As a solution to the shortfalls, this is troubling. First, it means even more belt-tightening in agencies that already are under extreme pressure to provide the services that are, or should be, state government’s very reason for existence and on which many residents depend. Second, it commits the state to paying for ongoing services with funds that, once used, are just plain gone. That violates a basic principle of sound budgeting.
Lower taxes, low wages
The tax cuts that are the Republican majority’s signature achievement have lowered and flattened the state’s personal income tax, so that instead of three brackets topping out at 7.75 percent for those earning the most money, everyone now pays at 5.8 percent. On the corporate income side, the rate has come down from 6.9 percent to 6.0 percent.
McCrory credits the cuts with the state’s significant drop in what was one of the nation’s highest unemployment rates. It’s fair to say that on that connection, the jury’s still out.
The state’s labor force has continued to shrink; even though the shrinkage has slowed, it still blurs the labor-market picture. Unemployment that declines because people stop looking for work is cold comfort. The national economy is improving, and North Carolina to some degree is piggy-backing on those gains. What’s more, as the progressive-minded NC Budget & Tax Center points out, “many of the newly created jobs pay ultra-low wages.”
The Center goes on to say, “As long as North Carolina keeps creating the lion’s share of jobs in industries that pay poor wages, the strength of the state’s long-term recovery will remain weak. A low-wage labor market simply doesn’t put enough money into the hands of workers to adequately support local business growth. Low wages mean fewer customers and lower sales, which ultimately will put the brakes on hiring.”
Investing for jobs
The better long-range strategy for attracting employers who are willing and able to pay decent wages involves not tax cuts but investment in strong education systems, modern infrastructure and programs that make for healthy, attractive communities.

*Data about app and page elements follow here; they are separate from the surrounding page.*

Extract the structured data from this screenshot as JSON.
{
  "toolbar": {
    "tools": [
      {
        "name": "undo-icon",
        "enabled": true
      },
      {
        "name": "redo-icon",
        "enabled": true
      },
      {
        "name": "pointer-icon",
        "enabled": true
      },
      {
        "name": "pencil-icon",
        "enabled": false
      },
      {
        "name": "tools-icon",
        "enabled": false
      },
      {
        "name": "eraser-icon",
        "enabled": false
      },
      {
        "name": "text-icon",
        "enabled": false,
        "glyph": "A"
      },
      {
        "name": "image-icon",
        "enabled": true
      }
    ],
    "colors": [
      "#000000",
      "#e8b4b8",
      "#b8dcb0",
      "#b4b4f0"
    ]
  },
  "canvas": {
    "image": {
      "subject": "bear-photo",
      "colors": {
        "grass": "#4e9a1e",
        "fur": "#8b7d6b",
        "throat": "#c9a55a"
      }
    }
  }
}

Yet the legislature, with McCrory cheering them on, has told schools and universities to do more with less. Giving teachers a raise and putting some money back into textbook purchases would be fine, but there’s also an element of robbing Peter to pay Paul. The governor’s budget for next year would force the state’s public universities to do without another $49 million, compounding the damage from several years’ worth of recession-driven budget losses. Conservative distaste for the higher-education establishment may have some rational basis, but when it’s allowed to drive university budgets over a cliff, a cornerstone of the state’s success and a pathway to fulfillment for those in the generations to come is recklessly put at risk.
Legislators now will take McCrory’s budget recommendations and sing the songs they feel like singing. These are self-confident politicians who’ve shown they’re not necessarily inclined to follow the governor’s lead. And if a veto push comes to override shove, as it did a couple of times last year, they have the votes.

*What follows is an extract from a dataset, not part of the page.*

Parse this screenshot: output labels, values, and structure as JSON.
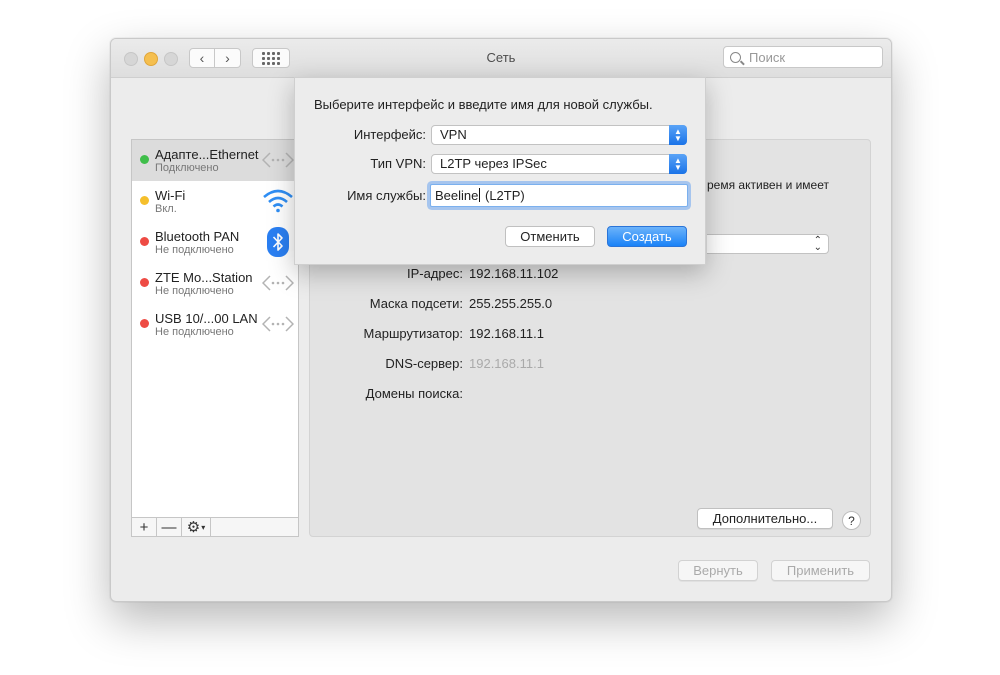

What a pleasant surprise it would be if, for example, legislative leaders decided that in an abundance of caution and out of concern for programs still facing the ax, they’d write a budget holding off on the second phase of tax cuts scheduled to take effect in 2015. That’s when the personal income tax is supposed to drop another tick, to 5.75 percent, and the corporate tax to ratchet down to 5.0 percent. Surely conservative doctrine is wise enough to embrace the notion that when you’ve gotten into a hole, the first thing you need to do is stop digging.